The Day Of The Event
Four months ago I finally decided to invite my mom to a keynote speaking event. The AAUW invited me to speak again at an event they hosted on October 28, 2021 – now a very special date for me. My mother had been asking to attend one of my events for years, and this time I said yes.
At 83 years old, my mother can’t fly by herself – I hopped on a plane to fly with her from Chicago to Massachusetts where the event was taking place. On the plane, we talked about what she should expect from the speech. My mom was going to hear me speak the unfathomable–hear me tell this audience that my dad had sexually abused me–her little girl–over and over again. She would hear me say that she–my own mom–was physically and mentally incapable of giving that little girl the love that is normal for a mom to give. She was going to hear that about herself, coming from her daughter, sharing it with a roomful of strangers. These things destroyed her little girl’s ability to love and be loved. I was terrified for her to hear it. But here we were.

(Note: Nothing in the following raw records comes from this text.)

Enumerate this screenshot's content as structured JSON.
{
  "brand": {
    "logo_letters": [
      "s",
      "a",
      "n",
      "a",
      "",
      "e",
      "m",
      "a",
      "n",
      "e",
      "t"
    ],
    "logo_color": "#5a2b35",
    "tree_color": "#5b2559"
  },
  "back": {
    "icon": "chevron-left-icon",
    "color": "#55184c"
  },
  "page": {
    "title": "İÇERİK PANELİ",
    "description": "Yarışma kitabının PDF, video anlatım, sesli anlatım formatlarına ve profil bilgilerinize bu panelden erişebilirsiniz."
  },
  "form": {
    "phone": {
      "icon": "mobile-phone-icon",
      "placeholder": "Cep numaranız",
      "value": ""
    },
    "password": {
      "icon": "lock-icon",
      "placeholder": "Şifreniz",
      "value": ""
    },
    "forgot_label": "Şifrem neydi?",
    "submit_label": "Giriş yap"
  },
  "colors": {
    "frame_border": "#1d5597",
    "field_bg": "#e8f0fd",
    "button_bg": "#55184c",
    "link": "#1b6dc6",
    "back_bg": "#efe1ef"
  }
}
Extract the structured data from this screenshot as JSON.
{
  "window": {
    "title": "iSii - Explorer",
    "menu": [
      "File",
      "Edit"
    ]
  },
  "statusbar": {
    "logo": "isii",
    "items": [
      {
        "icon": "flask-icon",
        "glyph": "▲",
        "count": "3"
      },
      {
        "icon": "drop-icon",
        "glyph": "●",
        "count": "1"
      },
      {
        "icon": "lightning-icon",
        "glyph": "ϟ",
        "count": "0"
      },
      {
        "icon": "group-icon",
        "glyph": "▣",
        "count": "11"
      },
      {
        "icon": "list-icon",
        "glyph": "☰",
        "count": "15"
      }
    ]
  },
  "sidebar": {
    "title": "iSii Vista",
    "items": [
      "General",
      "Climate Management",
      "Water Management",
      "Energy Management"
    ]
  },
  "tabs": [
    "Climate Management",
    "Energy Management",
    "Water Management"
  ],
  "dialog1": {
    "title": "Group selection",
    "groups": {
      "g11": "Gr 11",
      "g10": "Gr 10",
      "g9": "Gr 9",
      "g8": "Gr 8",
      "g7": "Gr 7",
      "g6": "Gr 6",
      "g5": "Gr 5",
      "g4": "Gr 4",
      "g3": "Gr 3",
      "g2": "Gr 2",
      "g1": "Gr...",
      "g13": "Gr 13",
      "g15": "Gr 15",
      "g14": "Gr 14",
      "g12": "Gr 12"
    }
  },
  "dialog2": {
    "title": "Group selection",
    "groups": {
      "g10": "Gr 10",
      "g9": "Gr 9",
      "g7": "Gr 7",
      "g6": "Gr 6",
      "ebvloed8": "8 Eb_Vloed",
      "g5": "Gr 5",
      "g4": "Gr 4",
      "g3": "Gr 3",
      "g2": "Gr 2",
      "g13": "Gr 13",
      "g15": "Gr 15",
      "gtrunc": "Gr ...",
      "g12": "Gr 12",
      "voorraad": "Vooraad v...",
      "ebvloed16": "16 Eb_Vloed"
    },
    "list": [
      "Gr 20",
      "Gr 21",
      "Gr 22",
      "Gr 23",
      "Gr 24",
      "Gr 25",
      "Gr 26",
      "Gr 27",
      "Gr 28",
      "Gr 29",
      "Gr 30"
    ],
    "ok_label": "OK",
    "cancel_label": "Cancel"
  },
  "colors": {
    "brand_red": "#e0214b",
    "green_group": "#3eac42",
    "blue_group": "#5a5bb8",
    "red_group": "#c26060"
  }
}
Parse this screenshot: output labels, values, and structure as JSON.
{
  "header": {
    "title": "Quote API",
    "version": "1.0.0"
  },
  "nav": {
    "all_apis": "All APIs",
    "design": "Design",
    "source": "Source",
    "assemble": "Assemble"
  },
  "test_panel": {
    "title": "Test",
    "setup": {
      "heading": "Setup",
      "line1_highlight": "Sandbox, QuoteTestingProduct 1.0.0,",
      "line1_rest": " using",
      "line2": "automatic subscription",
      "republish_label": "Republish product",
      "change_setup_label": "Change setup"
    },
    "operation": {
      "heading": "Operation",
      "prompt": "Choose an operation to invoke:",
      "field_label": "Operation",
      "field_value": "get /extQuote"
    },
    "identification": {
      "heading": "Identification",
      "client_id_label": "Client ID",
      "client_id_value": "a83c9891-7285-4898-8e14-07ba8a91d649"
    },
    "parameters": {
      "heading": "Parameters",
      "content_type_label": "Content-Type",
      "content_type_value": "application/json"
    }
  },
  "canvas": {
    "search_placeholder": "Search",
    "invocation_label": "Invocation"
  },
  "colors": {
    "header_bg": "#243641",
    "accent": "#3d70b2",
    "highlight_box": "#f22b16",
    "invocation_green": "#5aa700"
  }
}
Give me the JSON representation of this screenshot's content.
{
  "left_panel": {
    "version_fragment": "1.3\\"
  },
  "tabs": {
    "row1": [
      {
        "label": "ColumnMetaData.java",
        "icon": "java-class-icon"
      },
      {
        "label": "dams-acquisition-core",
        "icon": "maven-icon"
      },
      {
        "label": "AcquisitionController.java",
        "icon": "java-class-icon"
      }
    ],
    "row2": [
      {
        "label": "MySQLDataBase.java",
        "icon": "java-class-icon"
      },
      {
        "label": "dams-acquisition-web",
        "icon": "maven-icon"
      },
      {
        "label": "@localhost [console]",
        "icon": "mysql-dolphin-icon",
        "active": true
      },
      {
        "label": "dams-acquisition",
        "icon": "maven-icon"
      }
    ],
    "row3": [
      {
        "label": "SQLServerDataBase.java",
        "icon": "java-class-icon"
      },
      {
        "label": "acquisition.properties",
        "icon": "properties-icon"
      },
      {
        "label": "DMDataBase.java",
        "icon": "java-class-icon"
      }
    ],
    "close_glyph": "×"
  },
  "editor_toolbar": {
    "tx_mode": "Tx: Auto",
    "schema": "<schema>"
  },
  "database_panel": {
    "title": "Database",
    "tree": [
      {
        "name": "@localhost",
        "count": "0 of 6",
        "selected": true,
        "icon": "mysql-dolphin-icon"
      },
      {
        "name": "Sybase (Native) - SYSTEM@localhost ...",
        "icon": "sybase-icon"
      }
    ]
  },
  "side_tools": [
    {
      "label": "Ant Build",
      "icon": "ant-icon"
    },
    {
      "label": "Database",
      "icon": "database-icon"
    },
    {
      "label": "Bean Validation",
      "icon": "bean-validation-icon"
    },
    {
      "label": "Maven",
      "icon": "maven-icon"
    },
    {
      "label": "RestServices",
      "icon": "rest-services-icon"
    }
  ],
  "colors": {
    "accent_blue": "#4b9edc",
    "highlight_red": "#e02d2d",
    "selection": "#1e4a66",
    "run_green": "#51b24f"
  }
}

Uncovering The Real Reason I Didn’t Choose Love
At the end of these types of events, I open up the floor for guided discussion and Q&A. We discussed this on the plane ride and I told her not to worry because I wouldn’t let the audience ask her questions. But she immediately said she’d embrace any questions–nothing was off-limits.
During the event, from the front row, my mother’s eyes never left me as I shared my journey to enduring success. I heard her cry and laugh and clap. We both exuded love and joy.
After many questions for me, an audience member kindly asked my mom:
“Is it hard for you to sit here and listen to how much pain your daughter went through?”
Without hesitation, my mom replied, “No. I sit here and experience and feel the amazing woman that my child has become and the love that she gives everyone and the love that she receives from everyone. I sit here and choose to love.”
My story isn’t about drug addiction and sexual abuse – it’s about the loss of love and my journey back to realizing love is a choice. And through five critical choices that I made, I realized my 5th choice (to choose love) was within my power. I had chosen to love before this day. But that day in October was the first time I chose love fully with my mom.
By finally inviting my mom to watch me speak on October 28, 2021, I realized the real reason why I hadn’t invited her. It wasn’t because I wanted to protect her from her own emotions. I wanted to protect myself from feeling or seeing my mom experience shame, sadness, and regret. I was choosing to withhold love from her to protect myself.
And that’s what a lot of us do, isn’t it?
When I Finally Decided To Give And Receive Love With My Mom
To choose to give all of our love is hard, and raw, and vulnerable. The easier thing to do is to protect it, guard it, be selective and hold some back. From that first speaking event after winning the essay contest, to three years later when I finally invited her, I was not embracing the love that she was trying to give me. She asked over and over to attend and I wouldn’t let her. I held her love for me at arm’s length and withheld some of my love to her out of fear that I would feel bad, sad, miserable. By not inviting her, I was trying to avoid holding my mom’s feelings.
I watched my mom continue to answer questions and see her connect with the women who attended the event. It was overwhelming to see how much love she had for me. And how much love I had given her by allowing her to experience the raw emotion that comes with my speaking events.
This is a present-day example for me of what it means to choose to embrace our boundless capacity to give and receive love. It’s a choice. A hard choice. An active choice. You may choose to do it once, but that doesn’t mean you won’t have to choose it again…and again.
Love is a choice. October 28, 2021 was an amazing day for both my mom and me. The day we both chose to give it and chose to receive it.
According to Hubspot, 69% of employees said they’d work harder if they were appreciated. Book Trish for your next keynote or workshop to learn how choosing love can transform your team.
“… your story radiated BOUNDLESS JOY that comes from loving and allowing yourself to love unconditionally. Consider me officially signed up for thee Trish Kendall cheer squad.”